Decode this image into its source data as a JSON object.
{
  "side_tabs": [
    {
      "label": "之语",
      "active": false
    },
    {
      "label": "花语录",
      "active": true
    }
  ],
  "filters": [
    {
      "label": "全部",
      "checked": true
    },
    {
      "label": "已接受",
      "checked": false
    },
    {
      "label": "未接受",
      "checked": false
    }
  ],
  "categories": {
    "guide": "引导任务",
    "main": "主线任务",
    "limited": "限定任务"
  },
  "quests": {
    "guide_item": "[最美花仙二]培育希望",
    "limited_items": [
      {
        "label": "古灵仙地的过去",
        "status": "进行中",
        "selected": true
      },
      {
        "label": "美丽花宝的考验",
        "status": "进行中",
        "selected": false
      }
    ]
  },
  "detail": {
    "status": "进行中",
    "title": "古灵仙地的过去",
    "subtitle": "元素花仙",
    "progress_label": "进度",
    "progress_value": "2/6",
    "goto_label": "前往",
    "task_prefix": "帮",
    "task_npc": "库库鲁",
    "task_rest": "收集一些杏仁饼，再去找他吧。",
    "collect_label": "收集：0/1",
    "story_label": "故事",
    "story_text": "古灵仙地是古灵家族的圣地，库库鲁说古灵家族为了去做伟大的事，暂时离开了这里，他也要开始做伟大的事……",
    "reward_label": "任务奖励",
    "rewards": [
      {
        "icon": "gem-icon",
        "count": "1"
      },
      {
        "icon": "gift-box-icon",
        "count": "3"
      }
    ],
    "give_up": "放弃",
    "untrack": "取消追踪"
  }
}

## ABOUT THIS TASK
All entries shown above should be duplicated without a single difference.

## SOLUTION TO THE EXERCISE
Decode this image into its source data as a JSON object.
{
  "side_tabs": [
    {
      "label": "之语",
      "active": false
    },
    {
      "label": "花语录",
      "active": true
    }
  ],
  "filters": [
    {
      "label": "全部",
      "checked": true
    },
    {
      "label": "已接受",
      "checked": false
    },
    {
      "label": "未接受",
      "checked": false
    }
  ],
  "categories": {
    "guide": "引导任务",
    "main": "主线任务",
    "limited": "限定任务"
  },
  "quests": {
    "guide_item": "[最美花仙二]培育希望",
    "limited_items": [
      {
        "label": "古灵仙地的过去",
        "status": "进行中",
        "selected": true
      },
      {
        "label": "美丽花宝的考验",
        "status": "进行中",
        "selected": false
      }
    ]
  },
  "detail": {
    "status": "进行中",
    "title": "古灵仙地的过去",
    "subtitle": "元素花仙",
    "progress_label": "进度",
    "progress_value": "2/6",
    "goto_label": "前往",
    "task_prefix": "帮",
    "task_npc": "库库鲁",
    "task_rest": "收集一些杏仁饼，再去找他吧。",
    "collect_label": "收集：0/1",
    "story_label": "故事",
    "story_text": "古灵仙地是古灵家族的圣地，库库鲁说古灵家族为了去做伟大的事，暂时离开了这里，他也要开始做伟大的事……",
    "reward_label": "任务奖励",
    "rewards": [
      {
        "icon": "gem-icon",
        "count": "1"
      },
      {
        "icon": "gift-box-icon",
        "count": "3"
      }
    ],
    "give_up": "放弃",
    "untrack": "取消追踪"
  }
}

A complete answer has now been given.